Quarterly Meeting      Monday 6th December

John Willcox
Parish Clerk
01373 832171

Scottish and Southern Electricity Networks

Register for Priority Services

We're the people who look after the wires and cables that bring electricity to communities throughout the north of Scotland and central southern England. We're not the company who sends you electricity bills ‐ our job is to maintain and repair the electricity networks. It's also our job to fix power cuts as quickly and safely as possible.

You may want to be on our register if you:
  • • Are deaf or hard of hearing
  • • Have a disability
  • • Live with children under five
  • • Are blind or partially sighted
  • • Have a chronic illness
  • • Use medical equipment/aids reliant on electricity
  • • Are over 60
  • • Temporarily need extra support

Be Ready Together

Join the register

If you would like more information about how to register
for the Priority Services, download the pdf (including the
form) from SSEN by clicking the image ►

Download a pdf of how to register for Priority Services

MyWilts online reporting

MyWilts is the new way to send reports to Wiltshire Council and replaces the MyWiltshire app.

What can I report using MyWilts?
Abandoned vehicles
Fly Tipping
Weather emergencies
Dog mess

Over time more services will be added to MyWilts, making it simpler, quicker and easier to access the services digitally, when you choose to.

Why should you register for an account?
If you register for an account, you will receive updates as the case you reported progresses.

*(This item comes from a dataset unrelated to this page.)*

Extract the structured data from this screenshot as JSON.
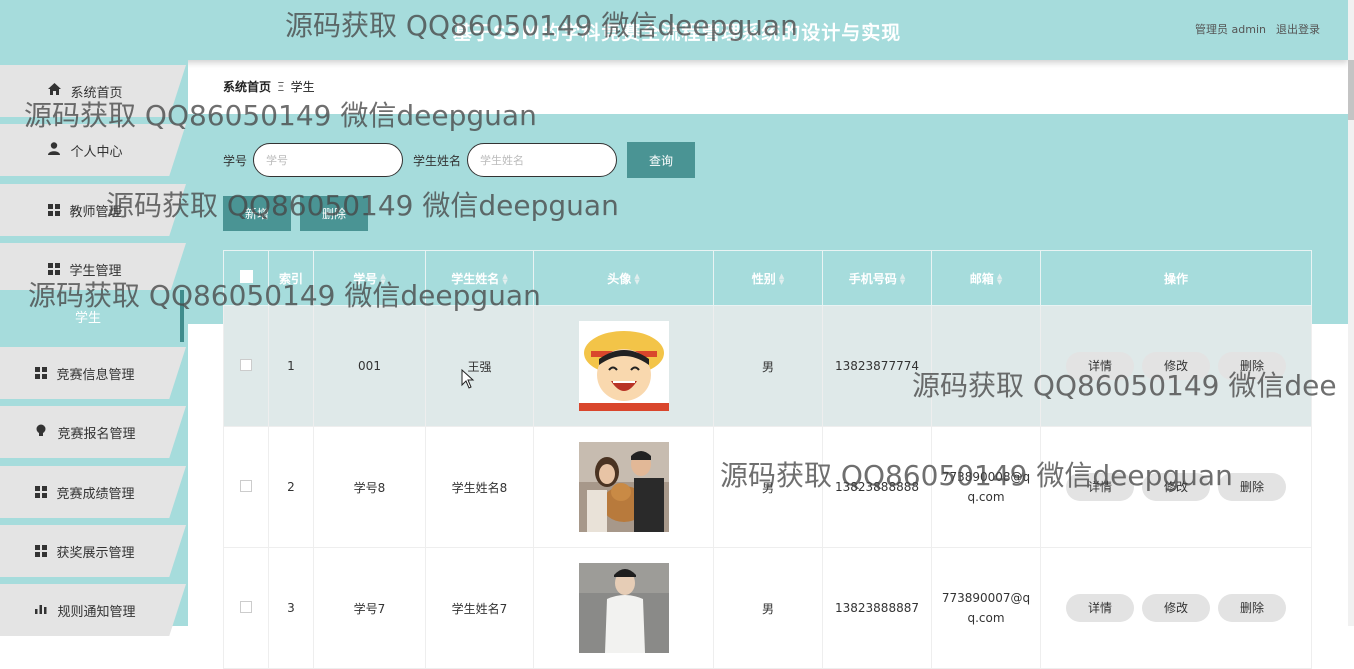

You will also have access to view your historical cases and will be able to access additional services.

Using your mobile device?
You can download the new app now from the App Store (Apple) or Google Play (Android) by searching for ‘My Wilts’.

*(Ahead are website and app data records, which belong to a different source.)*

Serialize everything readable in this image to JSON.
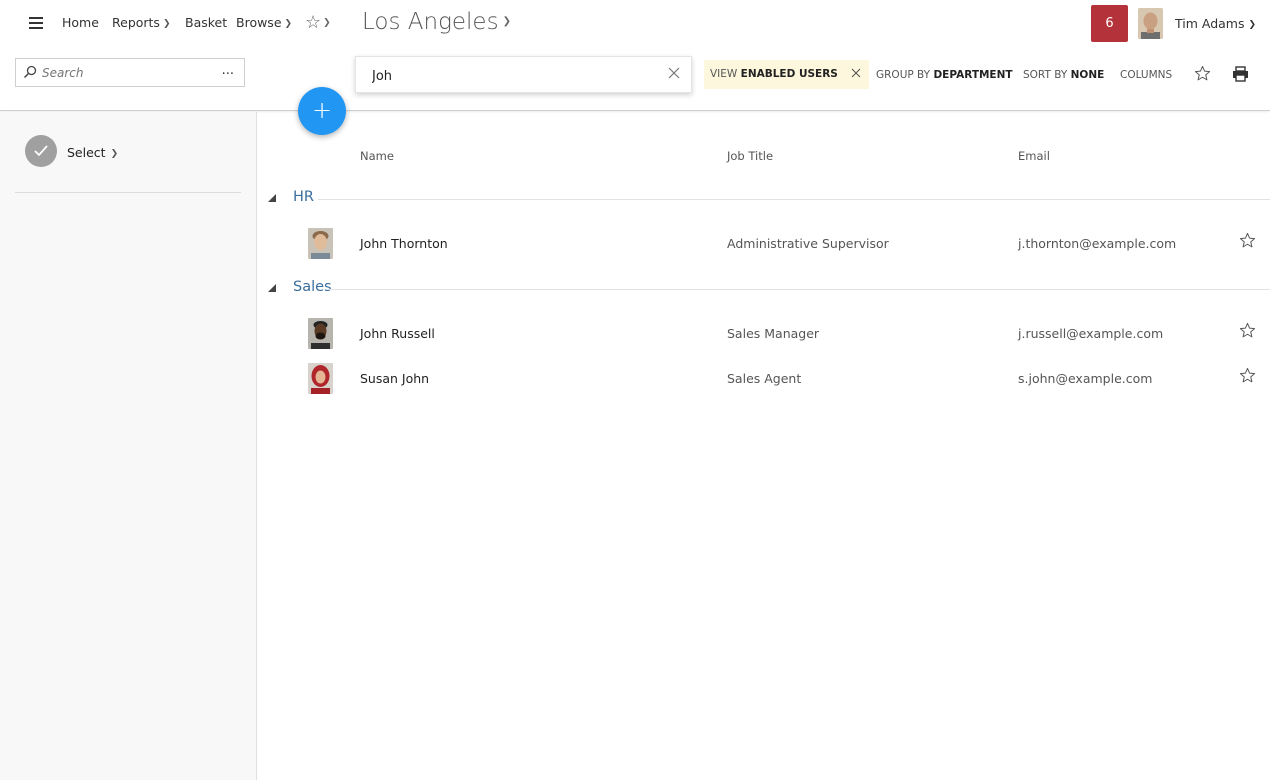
{
  "nav": {
    "links": [
      "Home",
      "Reports",
      "Basket",
      "Browse"
    ],
    "city": "Los Angeles",
    "notification_count": "6",
    "user_name": "Tim Adams"
  },
  "toolbar": {
    "search_placeholder": "Search",
    "search_more": "...",
    "filter_value": "Joh",
    "view_prefix": "VIEW",
    "view_value": "ENABLED USERS",
    "group_prefix": "GROUP BY",
    "group_value": "DEPARTMENT",
    "sort_prefix": "SORT BY",
    "sort_value": "NONE",
    "columns_label": "COLUMNS",
    "add_label": "+"
  },
  "sidebar": {
    "select_label": "Select"
  },
  "table": {
    "columns": [
      "Name",
      "Job Title",
      "Email"
    ],
    "groups": [
      {
        "name": "HR",
        "rows": [
          {
            "name": "John Thornton",
            "job_title": "Administrative Supervisor",
            "email": "j.thornton@example.com"
          }
        ]
      },
      {
        "name": "Sales",
        "rows": [
          {
            "name": "John Russell",
            "job_title": "Sales Manager",
            "email": "j.russell@example.com"
          },
          {
            "name": "Susan John",
            "job_title": "Sales Agent",
            "email": "s.john@example.com"
          }
        ]
      }
    ]
  },
  "colors": {
    "accent_blue": "#2196f3",
    "notification_red": "#b4323a",
    "group_blue": "#3a6e9c",
    "chip_bg": "#fdf8dd"
  },
  "icons": [
    "menu-icon",
    "chevron-down-icon",
    "star-icon",
    "search-icon",
    "close-icon",
    "print-icon",
    "check-icon",
    "collapse-triangle-icon"
  ]
}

Diary Dates

  • Tuesday 2nd

  • FREE Coffee Morning — from 10 am, Corsley Reading Room

  • Wednesday 3rd

  • Wiltshire Mobile Library — 1.45 pm to 2.30 pm, Chapmanslade School

  • Thursday 4th

  • Corsley Show public meeting — come along and share your great ideas! 7.30 pm, Corsley Reading Room

  • Tuesday 9th

  • Corsley War Memorial Playing Field Committee AGM — 7 pm, Cross Keys (back room)

  • Corsley Cricket Club AGM — 7.30 pm, Cross Keys (back room)

  • Wednesday 10th

  • Corsley Reading Room AGM — 7.30 pm

  • Thursday 11th

  • Armistice Day

  • Warminster Area Board meeting — 7 pm, Civic Centre, Warminster

  • Corsley WI - ‘An invitation to meet the Pope’ — 7.30 pm, Corsley Reading Room

  • Chapmanslade Parish Council meeting — 7.30 pm, Chapmanslade Village Hall

  • Sunday 14th

  • Remembrance Sunday

  • Wednesday 17th

  • Wiltshire Mobile Library — 1.45 pm to 2.30 pm, Chapmanslade School

  • Thursday 18th

  • Church and Community Coffee Morning — 10 am to 12 noon, Three Horseshoes, Chapmanslade

  • Wednesday 24th

  • Light Bites Lunches — 12.30 pm to 2 pm, Corsley Reading Room

  • Saturday 20th

  • Christmas Fair — 10 am to 3 pm, Corsley Reading Room

  • Saturday 27th

  • Christmas Coffee Morning — 10.30 am to 12 noon, St Margaret's Church

  • Sunday 28th

  • Chapmanslade Chicken Chasers Walk — 10.30 am at the Three Horseshoes, Chapmanslade

  • Rubbish and recycling collections

    November 2021

    █ Black box recycling (glass)
    Wednesday 3rd and 17th
    █ Mixed dry recycling (blue)
    Wednesday 3rd and 17th
    █ Black bin
    Monday 5th and 19th
    █ Garden waste (green)
    Wednesday 10th and 24th
    Visit Wiltshire Council for more information on what you can now recycle in your blue-lidded bin.

    Wiltshire Mobile Library

    Chapmanslade School
    Arrives 1.45 pm, departs 2.30 pm

    Wednesday 3rd November
    Wednesday 17th November
    Wednesday 1st December
    Wednesday 15th December
    Wednesday 29th December
    Wednesday 12th January
    Wednesday 26th January
    Wednesday 9th February
    Wednesday 23rd February
    Wednesday 9th March
    Wednesday 23rd March
    Wednesday 6th April

    Corsley Community Wildflower Meadow

    Corsley Wildflower Meadow

    If you'd like to help out maintaining the wildflower meadow at the Old School Playing Field, please contact either Chris or Judith:

    Chris Johnson
    mobile 07885 695534

    Judith Selman
    mobile 07746 119418

    or connect via Facebook at
    Corsley Wildflower Meadow Group

    They'd love to hear from you!

    Corsley Tennis Club